But I think she could do this because she sought to place herself in the presence of God and, though she suffered a long dark night of the soul, I believe that sustained her.

Today I also watched the ABC program of the pope speaking with people from the margins in Mac Allan, Texas, Chicago, and Los Angeles. It is worth the 45 minutes. Here in English; here in Spanish

One young man asked him how to respond to the pain and suffer. Before he spoke about some practical responses, he first urged him – and all of us – to look to Jesus.

May we learn to gaze upon the Sacred Head, “surrounded by crown of piercing thorn,” and upon the faces of all those who suffer and respond with a love that is real, rooted in an encounter with Christ and directly with those who suffer.

The Eucharist and the poor

Today is the feast of Mother Teresa of Calcutta, declared blessed in 2003. Foundress of the Missionaries of Charity who work with the poorest and most maligned, especially the dying, she died on September 5, 1997. For her the poor were another manifestation of the presence of Christ. As with many other contemplatives she saw the connection between the poor she served and Christ int he Eucharist whom she worshiped.

   To make sure that we understand what he says, Jesus is going to judge us on love. He is going to judge us on our response to this very beautiful call, “I was hungry and you gave me to eat. Come, the blessed of my Father!” Or, “I was hungry and you did not give me to eat. Go, I do not know you.”

You and I will have to face that one day. But it is not necessary for us to be afraid of Jesus. Let this be our response today:

If we really understand the Eucharist, if we really center our lives on Jesus’ body and blood, if we nourish our lives with the bread of the Eucharist, it will be easy for us to see Christ in that hungry one next door, the one lying in the gutter, that alcoholic man we shun, our husband or our wife, or our restless child. For in them, we will recognize the distressing disguises of the poor: Jesus in our midst.

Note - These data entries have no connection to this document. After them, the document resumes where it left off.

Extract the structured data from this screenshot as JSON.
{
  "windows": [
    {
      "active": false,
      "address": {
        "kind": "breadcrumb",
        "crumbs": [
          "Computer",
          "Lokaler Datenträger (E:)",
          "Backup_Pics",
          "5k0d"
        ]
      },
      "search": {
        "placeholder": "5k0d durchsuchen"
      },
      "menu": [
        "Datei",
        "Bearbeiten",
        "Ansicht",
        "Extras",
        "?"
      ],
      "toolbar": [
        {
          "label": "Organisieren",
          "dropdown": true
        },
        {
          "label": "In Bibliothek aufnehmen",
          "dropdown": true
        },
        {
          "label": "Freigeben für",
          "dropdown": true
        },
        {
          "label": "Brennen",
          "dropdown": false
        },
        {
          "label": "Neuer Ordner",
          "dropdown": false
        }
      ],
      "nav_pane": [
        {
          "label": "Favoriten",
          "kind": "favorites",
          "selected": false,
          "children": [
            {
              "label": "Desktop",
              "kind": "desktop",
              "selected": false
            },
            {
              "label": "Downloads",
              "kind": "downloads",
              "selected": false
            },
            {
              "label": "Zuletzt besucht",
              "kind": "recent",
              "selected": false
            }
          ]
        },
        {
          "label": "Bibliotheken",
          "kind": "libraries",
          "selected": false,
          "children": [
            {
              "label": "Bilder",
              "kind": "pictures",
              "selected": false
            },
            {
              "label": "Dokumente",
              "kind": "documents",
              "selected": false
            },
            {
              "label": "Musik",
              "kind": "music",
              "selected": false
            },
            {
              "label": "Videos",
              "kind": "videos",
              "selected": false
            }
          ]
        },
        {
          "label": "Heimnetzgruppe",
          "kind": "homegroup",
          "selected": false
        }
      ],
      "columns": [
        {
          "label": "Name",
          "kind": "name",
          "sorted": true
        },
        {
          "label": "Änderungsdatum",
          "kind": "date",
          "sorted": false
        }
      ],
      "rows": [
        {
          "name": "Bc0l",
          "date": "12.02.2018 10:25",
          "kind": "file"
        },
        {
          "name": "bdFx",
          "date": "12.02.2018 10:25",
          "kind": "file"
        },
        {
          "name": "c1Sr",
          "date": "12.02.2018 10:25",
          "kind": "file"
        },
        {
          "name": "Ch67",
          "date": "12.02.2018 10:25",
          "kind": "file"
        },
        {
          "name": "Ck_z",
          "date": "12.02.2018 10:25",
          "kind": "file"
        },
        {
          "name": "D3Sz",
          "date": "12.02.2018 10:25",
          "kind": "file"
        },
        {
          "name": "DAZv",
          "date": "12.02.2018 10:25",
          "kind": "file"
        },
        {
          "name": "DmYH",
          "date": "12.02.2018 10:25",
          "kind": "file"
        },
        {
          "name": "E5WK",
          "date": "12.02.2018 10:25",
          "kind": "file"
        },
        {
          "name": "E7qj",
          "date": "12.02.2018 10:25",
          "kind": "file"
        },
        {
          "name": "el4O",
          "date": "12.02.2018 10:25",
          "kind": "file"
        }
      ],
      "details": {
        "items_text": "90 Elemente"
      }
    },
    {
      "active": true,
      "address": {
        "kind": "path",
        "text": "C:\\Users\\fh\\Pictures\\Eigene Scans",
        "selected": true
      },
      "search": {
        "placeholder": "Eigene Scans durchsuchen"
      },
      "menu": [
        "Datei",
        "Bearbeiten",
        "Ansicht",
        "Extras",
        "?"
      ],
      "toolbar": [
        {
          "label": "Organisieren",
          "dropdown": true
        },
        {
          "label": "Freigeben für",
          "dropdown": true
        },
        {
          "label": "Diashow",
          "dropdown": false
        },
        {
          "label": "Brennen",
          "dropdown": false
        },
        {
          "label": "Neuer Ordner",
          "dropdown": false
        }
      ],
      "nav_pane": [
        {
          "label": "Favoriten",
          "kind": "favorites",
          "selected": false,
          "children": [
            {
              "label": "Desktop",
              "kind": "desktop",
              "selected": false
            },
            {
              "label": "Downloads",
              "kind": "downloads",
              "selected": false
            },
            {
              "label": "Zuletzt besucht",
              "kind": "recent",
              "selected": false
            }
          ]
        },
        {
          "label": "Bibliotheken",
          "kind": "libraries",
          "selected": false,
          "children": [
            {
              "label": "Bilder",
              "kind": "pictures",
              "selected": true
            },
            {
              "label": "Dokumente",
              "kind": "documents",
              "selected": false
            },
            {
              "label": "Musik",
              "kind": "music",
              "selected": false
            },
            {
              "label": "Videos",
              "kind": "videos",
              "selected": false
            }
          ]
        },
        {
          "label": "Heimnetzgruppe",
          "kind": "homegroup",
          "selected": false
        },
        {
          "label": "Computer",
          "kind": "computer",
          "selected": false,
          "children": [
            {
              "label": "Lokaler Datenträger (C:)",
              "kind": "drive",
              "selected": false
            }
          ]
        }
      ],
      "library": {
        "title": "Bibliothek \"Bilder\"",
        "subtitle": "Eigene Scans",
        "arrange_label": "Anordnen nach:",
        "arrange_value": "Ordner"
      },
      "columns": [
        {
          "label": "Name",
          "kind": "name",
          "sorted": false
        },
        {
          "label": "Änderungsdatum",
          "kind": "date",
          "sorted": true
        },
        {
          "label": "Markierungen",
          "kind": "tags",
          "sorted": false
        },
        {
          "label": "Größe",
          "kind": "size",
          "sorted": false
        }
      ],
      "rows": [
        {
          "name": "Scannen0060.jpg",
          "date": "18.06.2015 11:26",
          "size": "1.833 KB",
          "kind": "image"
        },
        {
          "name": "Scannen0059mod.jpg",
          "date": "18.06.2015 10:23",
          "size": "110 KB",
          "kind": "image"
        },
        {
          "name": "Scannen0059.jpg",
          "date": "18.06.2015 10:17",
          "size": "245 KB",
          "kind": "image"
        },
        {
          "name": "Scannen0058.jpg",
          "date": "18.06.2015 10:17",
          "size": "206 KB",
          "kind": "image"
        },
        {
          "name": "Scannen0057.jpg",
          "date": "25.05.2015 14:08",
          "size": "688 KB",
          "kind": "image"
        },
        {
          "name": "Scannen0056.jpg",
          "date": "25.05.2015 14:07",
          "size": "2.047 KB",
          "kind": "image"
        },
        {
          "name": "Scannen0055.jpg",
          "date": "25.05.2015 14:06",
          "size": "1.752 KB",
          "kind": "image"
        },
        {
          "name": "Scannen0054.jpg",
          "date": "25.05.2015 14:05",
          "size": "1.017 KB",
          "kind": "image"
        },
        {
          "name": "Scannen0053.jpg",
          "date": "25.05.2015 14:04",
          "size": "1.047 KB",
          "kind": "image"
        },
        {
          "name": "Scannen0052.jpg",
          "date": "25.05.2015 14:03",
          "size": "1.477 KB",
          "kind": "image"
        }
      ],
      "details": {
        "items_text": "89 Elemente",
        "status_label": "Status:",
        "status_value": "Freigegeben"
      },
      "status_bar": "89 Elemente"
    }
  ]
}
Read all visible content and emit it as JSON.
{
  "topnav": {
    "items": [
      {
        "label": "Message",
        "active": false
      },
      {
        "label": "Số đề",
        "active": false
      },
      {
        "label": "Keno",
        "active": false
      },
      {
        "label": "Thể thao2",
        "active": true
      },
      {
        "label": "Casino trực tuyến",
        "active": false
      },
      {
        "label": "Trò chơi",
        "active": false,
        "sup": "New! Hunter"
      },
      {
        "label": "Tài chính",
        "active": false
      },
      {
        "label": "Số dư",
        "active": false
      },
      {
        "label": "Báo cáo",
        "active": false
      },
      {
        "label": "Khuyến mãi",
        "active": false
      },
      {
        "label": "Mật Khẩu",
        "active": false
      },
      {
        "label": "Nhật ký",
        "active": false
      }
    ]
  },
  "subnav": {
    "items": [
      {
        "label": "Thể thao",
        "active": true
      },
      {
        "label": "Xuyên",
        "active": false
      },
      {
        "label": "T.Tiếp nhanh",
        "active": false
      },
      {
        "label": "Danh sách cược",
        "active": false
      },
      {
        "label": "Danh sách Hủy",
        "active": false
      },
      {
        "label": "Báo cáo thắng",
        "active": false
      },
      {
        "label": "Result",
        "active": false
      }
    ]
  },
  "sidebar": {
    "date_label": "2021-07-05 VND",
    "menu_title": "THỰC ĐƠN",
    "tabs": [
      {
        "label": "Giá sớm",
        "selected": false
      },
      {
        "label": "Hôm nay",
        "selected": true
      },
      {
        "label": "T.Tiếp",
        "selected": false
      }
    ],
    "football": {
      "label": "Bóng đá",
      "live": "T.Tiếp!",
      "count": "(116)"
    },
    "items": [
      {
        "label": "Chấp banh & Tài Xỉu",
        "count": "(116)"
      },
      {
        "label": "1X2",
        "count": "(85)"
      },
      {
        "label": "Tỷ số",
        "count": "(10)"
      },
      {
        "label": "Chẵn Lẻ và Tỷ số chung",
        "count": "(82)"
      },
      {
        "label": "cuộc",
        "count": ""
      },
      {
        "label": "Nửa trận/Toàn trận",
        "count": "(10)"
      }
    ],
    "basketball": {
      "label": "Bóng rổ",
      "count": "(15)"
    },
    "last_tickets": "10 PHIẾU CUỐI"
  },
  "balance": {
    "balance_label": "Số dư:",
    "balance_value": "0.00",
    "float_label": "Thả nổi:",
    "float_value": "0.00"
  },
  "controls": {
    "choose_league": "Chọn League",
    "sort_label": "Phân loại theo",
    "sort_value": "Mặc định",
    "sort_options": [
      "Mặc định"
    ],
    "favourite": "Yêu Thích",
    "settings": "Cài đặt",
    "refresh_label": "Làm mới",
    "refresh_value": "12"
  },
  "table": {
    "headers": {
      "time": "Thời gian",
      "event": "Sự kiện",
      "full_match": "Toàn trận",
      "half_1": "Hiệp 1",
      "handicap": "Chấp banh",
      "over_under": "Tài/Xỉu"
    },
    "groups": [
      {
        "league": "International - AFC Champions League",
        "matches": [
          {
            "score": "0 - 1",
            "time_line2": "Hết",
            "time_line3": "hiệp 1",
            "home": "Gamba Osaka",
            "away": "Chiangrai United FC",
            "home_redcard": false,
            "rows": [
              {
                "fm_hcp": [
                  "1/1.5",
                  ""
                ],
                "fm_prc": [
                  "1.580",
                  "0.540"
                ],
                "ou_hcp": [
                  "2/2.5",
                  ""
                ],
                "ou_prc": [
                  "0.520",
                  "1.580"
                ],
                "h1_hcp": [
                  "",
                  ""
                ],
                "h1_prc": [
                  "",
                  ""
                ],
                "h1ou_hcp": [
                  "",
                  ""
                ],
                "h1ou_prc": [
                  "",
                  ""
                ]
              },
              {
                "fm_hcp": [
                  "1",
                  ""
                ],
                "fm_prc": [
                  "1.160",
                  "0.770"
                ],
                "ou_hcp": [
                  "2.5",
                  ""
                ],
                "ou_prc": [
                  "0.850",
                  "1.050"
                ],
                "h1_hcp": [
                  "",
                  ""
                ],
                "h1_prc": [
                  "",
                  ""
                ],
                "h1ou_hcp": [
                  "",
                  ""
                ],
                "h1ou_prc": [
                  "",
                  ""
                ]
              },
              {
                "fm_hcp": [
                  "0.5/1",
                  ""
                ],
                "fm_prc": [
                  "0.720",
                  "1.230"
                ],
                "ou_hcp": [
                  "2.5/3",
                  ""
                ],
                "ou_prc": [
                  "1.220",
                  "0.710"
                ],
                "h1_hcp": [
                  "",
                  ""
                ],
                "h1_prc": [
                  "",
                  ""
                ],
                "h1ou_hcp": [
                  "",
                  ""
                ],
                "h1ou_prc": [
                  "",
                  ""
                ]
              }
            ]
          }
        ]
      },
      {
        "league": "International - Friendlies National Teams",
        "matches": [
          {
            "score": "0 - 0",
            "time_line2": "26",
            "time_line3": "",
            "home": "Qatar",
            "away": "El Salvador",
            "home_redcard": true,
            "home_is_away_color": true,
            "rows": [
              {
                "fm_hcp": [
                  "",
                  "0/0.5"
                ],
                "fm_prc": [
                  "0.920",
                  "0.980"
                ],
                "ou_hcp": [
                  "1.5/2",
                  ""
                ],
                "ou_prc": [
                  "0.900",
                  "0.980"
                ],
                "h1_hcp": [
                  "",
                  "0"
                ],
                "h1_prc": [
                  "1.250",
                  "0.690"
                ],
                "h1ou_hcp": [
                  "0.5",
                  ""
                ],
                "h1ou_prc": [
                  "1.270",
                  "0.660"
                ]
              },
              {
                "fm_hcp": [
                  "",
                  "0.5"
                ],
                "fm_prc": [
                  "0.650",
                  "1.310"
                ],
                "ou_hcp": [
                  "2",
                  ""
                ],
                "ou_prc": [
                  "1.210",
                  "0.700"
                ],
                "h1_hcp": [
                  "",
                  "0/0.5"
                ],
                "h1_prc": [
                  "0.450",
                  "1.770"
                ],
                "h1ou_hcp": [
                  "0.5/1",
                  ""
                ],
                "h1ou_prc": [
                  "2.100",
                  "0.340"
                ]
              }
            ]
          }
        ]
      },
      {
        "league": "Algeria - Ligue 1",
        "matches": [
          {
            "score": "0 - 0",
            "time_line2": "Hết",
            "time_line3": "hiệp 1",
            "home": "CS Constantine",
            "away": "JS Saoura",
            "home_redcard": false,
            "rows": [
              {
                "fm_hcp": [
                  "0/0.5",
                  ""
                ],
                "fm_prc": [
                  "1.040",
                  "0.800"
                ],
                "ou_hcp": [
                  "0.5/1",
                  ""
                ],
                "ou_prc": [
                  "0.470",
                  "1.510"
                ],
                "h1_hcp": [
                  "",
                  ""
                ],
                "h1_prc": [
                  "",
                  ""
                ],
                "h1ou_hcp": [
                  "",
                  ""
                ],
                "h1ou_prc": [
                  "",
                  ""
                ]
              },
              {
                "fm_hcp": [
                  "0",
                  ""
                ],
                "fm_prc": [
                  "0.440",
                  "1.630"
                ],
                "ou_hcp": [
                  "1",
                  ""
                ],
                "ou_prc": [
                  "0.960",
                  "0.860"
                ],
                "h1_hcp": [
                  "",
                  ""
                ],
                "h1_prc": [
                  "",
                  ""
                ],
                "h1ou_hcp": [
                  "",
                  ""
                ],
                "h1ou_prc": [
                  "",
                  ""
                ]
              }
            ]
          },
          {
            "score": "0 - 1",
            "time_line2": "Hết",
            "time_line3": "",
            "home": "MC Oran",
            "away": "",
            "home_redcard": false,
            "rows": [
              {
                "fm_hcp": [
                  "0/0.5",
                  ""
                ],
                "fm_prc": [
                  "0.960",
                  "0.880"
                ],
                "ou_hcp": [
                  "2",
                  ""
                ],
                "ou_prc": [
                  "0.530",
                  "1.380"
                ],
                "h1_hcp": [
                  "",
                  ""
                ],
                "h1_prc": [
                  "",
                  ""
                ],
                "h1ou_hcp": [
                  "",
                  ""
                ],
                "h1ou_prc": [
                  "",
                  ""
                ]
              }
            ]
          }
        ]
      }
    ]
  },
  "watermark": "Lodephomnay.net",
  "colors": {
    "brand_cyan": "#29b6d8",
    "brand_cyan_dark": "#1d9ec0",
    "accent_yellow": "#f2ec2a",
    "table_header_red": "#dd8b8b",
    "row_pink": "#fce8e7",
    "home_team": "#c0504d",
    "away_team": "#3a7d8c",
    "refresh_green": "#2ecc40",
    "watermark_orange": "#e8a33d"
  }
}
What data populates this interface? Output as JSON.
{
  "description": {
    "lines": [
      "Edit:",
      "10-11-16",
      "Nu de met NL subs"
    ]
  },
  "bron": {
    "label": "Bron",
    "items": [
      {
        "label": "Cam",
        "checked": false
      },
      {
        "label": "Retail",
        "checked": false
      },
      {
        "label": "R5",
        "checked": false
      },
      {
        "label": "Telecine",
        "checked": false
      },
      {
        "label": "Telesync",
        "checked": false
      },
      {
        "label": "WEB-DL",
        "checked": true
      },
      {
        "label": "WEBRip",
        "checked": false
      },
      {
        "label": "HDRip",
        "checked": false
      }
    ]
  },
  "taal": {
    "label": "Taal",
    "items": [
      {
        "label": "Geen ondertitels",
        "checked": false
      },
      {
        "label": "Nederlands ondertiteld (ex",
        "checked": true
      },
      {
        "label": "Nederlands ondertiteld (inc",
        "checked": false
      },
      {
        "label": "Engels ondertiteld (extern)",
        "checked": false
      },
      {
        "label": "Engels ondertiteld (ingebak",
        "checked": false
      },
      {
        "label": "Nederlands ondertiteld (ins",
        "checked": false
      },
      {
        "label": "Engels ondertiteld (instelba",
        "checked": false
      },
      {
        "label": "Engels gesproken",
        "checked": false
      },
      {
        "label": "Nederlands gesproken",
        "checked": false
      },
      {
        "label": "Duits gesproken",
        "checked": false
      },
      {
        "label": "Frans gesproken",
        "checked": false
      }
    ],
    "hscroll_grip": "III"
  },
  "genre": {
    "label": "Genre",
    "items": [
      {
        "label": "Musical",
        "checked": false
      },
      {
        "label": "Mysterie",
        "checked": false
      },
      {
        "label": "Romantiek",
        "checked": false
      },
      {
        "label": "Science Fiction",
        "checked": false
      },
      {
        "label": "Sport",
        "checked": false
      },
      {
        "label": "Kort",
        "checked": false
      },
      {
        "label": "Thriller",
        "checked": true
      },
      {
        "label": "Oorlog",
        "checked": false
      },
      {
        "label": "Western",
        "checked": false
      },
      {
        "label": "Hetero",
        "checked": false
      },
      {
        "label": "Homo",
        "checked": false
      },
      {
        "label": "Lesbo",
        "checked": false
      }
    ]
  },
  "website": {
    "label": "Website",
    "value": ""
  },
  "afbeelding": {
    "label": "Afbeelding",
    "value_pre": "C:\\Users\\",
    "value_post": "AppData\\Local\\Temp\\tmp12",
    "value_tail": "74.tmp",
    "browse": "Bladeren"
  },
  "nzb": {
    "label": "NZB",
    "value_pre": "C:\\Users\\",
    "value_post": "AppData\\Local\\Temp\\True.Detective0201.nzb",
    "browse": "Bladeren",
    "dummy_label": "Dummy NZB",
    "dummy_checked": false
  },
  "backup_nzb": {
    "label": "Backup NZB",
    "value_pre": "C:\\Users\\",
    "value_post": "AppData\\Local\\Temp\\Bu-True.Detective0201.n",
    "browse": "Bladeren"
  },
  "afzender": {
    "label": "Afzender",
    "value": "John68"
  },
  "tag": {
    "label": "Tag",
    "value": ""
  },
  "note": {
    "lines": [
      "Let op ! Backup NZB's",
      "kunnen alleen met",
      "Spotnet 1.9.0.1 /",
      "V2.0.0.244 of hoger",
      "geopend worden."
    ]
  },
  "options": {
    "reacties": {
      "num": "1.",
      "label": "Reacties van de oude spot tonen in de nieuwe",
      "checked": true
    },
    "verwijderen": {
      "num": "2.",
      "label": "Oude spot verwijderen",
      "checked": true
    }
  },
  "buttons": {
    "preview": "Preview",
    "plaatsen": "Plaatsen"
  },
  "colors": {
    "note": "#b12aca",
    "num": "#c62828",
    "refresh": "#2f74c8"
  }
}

Prayerful witnesses to justice and love

Mother Teresa of Calcutta and Dom Helder Camara, archbishop of Recife, Brazil, may not seem to be have much in common, but they were both faithful and prayerful witnesses of God’s care for the poor and marginalized.

Mother Teresa of Calcutta, founder of the Missionaries of Charity,  was born on August 27, 1910. To many she is a symbol of care for the poorest of the poor. Some, though, have questioned whether she realized the presence of structural injustice. But once she said:

 “Let us not use bombs and guns to overcome the world. Let us use love and compassion. Let us preach the peace of Christ as He did. He went about doing good. If everyone could see the image of God in his neighbor, do you think we should still need tanks and generals?”

On August 27, 1999, Dom Helder Câmara, retired bishop of Recife, Brazil, died. He was an outspoken advocate for the poor and against the injustices of the world, as well as a witness to Gospel nonviolence. One of his most quotes is:

“When I gave food to the poor they called me a saint. When I asked why they were poor, they called me a communist.”

But this commitment to the justice was not separated from a deep spirituality:

 “Personally I have so many mysteries which I have not succeeded in understanding. . . . When I arrive at the House of the Father I will have a series of questions to ask the Lord. But that won’t be in the first moment, because I will be crazy with joy to contemplate the Lord face to face and encounter my brothers and sisters. But I’ll get to it in a few days… Naturally this is only a way of speaking, since I know that when I am face to face with the Lord, all the obscurities will blow away like smoke.”

It is so easy to try to separate and compartmentalize the works of charity, the struggle for justice, and a deep relationship to God. Both Dom Helder and Mother Teresa – as well as Dorothy Day – show us that we should strive to integrate all these aspects in our daily lives if we seek to follow Jesus.